US maintains carrier presence in the South China Sea

The USS Carl Vinson on Thursday and Friday (March 2-3) led a carrier strike group in waters some 400 nautical miles east of China’s Hainan Island and northeast of the Paracels, the island chain occupied by Beijing since it seized control from Vietnam in the 1970s.

Some 30 fighter jets, helicopters and other aircraft took to the sky on Friday while crew raced to service them, check their instruments and fit weapons.

At any given time, between eight and 25 aircraft are in the air, day and night, with 15-20 on standby.

Rear Admiral James Kilby, the strike group commander, said the 2-week long patrol did not violate any territorial claims or borders.

“I would say we have operated consistently in international waters in the South China Sea for the last two weeks,” he said.

USS Carl Vinson has been on patrol since February 19 in the South China Sea.

China claims most of the South China Sea through which about $5 trillion in ship-borne trade passes every year. Neighbours Brunei, Malaysia, the Philippines, Taiwan and Vietnam also have claims.

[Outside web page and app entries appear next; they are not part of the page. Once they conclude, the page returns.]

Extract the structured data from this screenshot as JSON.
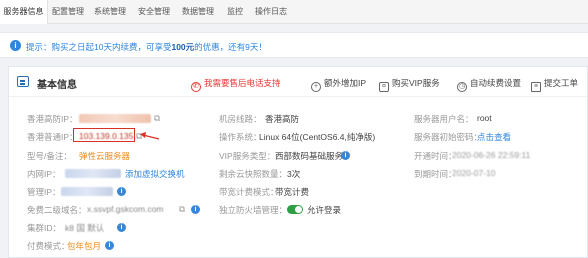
{
  "tabs": [
    "服务器信息",
    "配置管理",
    "系统管理",
    "安全管理",
    "数据管理",
    "监控",
    "操作日志"
  ],
  "notice": {
    "prefix": "提示：购买之日起10天内续费，可享受",
    "amount": "100元",
    "suffix": "的优惠，还有9天！"
  },
  "panel": {
    "title": "基本信息",
    "actions": {
      "phone_support": "我需要售后电话支持",
      "extra_ip": "额外增加IP",
      "vip": "购买VIP服务",
      "auto_renew": "自动续费设置",
      "ticket": "提交工单"
    }
  },
  "info": {
    "hk_ip_label": "香港高防IP：",
    "hk_normal_ip_label": "香港普通IP：",
    "hk_normal_ip_value": "103.139.0.135",
    "model_label": "型号/备注：",
    "model_value": "弹性云服务器",
    "lan_ip_label": "内网IP：",
    "lan_link": "添加虚拟交换机",
    "mgmt_ip_label": "管理IP：",
    "domain_label": "免费二级域名：",
    "domain_value": "x.ssvpf.gskcom.com",
    "cluster_label": "集群ID：",
    "cluster_value": "k8 国 默认",
    "pay_label": "付费模式：",
    "pay_value": "包年包月",
    "room_label": "机房线路：",
    "room_value": "香港高防",
    "os_label": "操作系统：",
    "os_value": "Linux 64位(CentOS6.4,纯净版)",
    "vip_label": "VIP服务类型：",
    "vip_value": "西部数码基础服务",
    "snapshot_label": "剩余云快照数量：",
    "snapshot_value": "3次",
    "bandwidth_label": "带宽计费模式：",
    "bandwidth_value": "带宽计费",
    "firewall_label": "独立防火墙管理：",
    "firewall_value": "允许登录",
    "user_label": "服务器用户名：",
    "user_value": "root",
    "pass_label": "服务器初始密码：",
    "pass_link": "点击查看",
    "open_label": "开通时间：",
    "open_value": "2020-06-26 22:59:11",
    "expire_label": "到期时间：",
    "expire_value": "2020-07-10"
  },
  "colors": {
    "accent": "#2e86de",
    "highlight": "#d93025",
    "warn": "#ee8b1b",
    "danger": "#e53935"
  }
}
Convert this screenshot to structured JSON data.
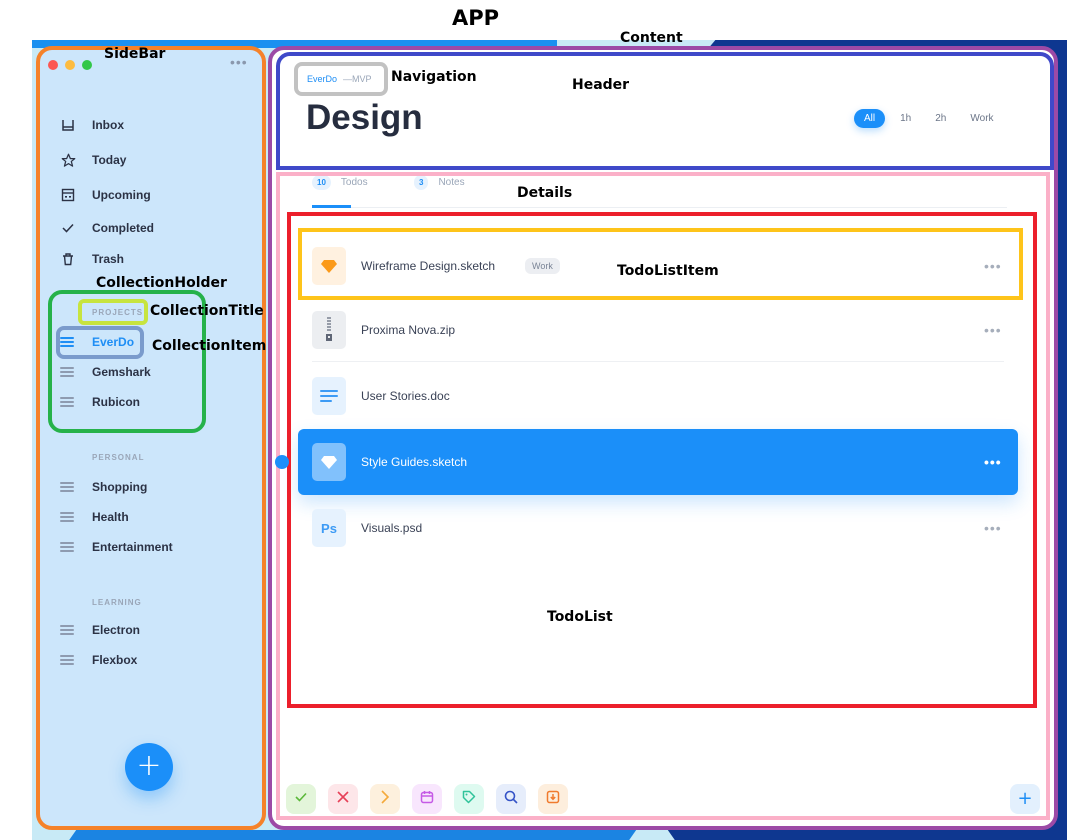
{
  "annotations": {
    "app": "APP",
    "sidebar": "SideBar",
    "content": "Content",
    "navigation": "Navigation",
    "header": "Header",
    "details": "Details",
    "collection_holder": "CollectionHolder",
    "collection_title": "CollectionTitle",
    "collection_item": "CollectionItem",
    "todo_list_item": "TodoListItem",
    "todo_list": "TodoList"
  },
  "colors": {
    "accent": "#1b8ff9",
    "sidebar_bg": "#cce6fb",
    "text_dark": "#262d3f",
    "traffic_red": "#fc5753",
    "traffic_yellow": "#fdbc40",
    "traffic_green": "#33c748"
  },
  "sidebar": {
    "more_label": "•••",
    "nav": [
      {
        "label": "Inbox",
        "icon": "inbox-icon"
      },
      {
        "label": "Today",
        "icon": "star-icon"
      },
      {
        "label": "Upcoming",
        "icon": "calendar-icon"
      },
      {
        "label": "Completed",
        "icon": "check-icon"
      },
      {
        "label": "Trash",
        "icon": "trash-icon"
      }
    ],
    "collections": [
      {
        "title": "PROJECTS",
        "items": [
          {
            "label": "EverDo",
            "active": true
          },
          {
            "label": "Gemshark"
          },
          {
            "label": "Rubicon"
          }
        ]
      },
      {
        "title": "PERSONAL",
        "items": [
          {
            "label": "Shopping"
          },
          {
            "label": "Health"
          },
          {
            "label": "Entertainment"
          }
        ]
      },
      {
        "title": "LEARNING",
        "items": [
          {
            "label": "Electron"
          },
          {
            "label": "Flexbox"
          }
        ]
      }
    ],
    "add_label": "+"
  },
  "content": {
    "breadcrumb": {
      "project": "EverDo",
      "separator_sub": "—MVP"
    },
    "title": "Design",
    "filters": [
      {
        "label": "All",
        "active": true
      },
      {
        "label": "1h"
      },
      {
        "label": "2h"
      },
      {
        "label": "Work"
      }
    ],
    "tabs": [
      {
        "count": "10",
        "label": "Todos",
        "active": true
      },
      {
        "count": "3",
        "label": "Notes"
      }
    ],
    "todos": [
      {
        "name": "Wireframe Design.sketch",
        "tag": "Work",
        "icon": "sketch-icon",
        "more": "•••"
      },
      {
        "name": "Proxima Nova.zip",
        "icon": "zip-icon",
        "more": "•••"
      },
      {
        "name": "User Stories.doc",
        "icon": "doc-icon",
        "more": ""
      },
      {
        "name": "Style Guides.sketch",
        "icon": "sketch-icon",
        "selected": true,
        "more": "•••"
      },
      {
        "name": "Visuals.psd",
        "icon": "psd-icon",
        "icon_text": "Ps",
        "more": "•••"
      }
    ],
    "toolbar": [
      {
        "name": "complete",
        "icon": "check-icon"
      },
      {
        "name": "delete",
        "icon": "close-icon"
      },
      {
        "name": "forward",
        "icon": "chevron-right-icon"
      },
      {
        "name": "schedule",
        "icon": "calendar-icon"
      },
      {
        "name": "tag",
        "icon": "tag-icon"
      },
      {
        "name": "search",
        "icon": "search-icon"
      },
      {
        "name": "import",
        "icon": "import-icon"
      }
    ],
    "add_label": "+"
  }
}
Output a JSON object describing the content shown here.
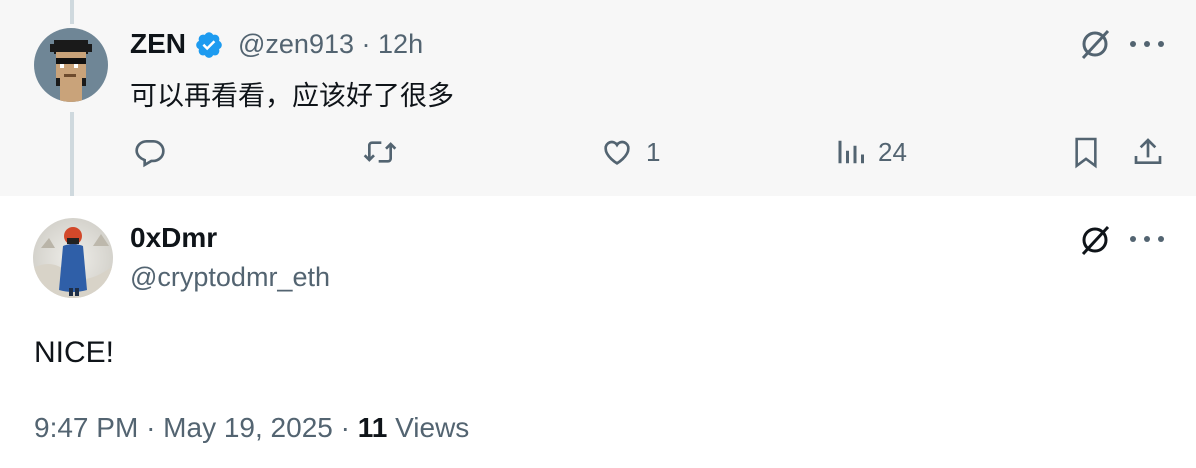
{
  "parent": {
    "name": "ZEN",
    "handle": "@zen913",
    "separator": "·",
    "time": "12h",
    "text": "可以再看看，应该好了很多",
    "actions": {
      "reply_count": "",
      "repost_count": "",
      "like_count": "1",
      "views_count": "24"
    }
  },
  "reply": {
    "name": "0xDmr",
    "handle": "@cryptodmr_eth",
    "text": "NICE!",
    "timestamp": "9:47 PM",
    "separator1": "·",
    "date": "May 19, 2025",
    "separator2": "·",
    "views_count": "11",
    "views_label": "Views"
  },
  "icons": {
    "verified": "verified-badge-icon",
    "grok": "grok-icon",
    "more": "more-icon",
    "reply": "reply-icon",
    "repost": "repost-icon",
    "like": "like-icon",
    "views": "views-icon",
    "bookmark": "bookmark-icon",
    "share": "share-icon"
  },
  "colors": {
    "verified_blue": "#1d9bf0",
    "muted_text": "#536471",
    "parent_background": "#f7f7f7"
  }
}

China’s growing military presence in the waters has fuelled concern in the West, with the United States criticizing its militarization of maritime outposts and holding regular air and naval patrols to ensure freedom of navigation.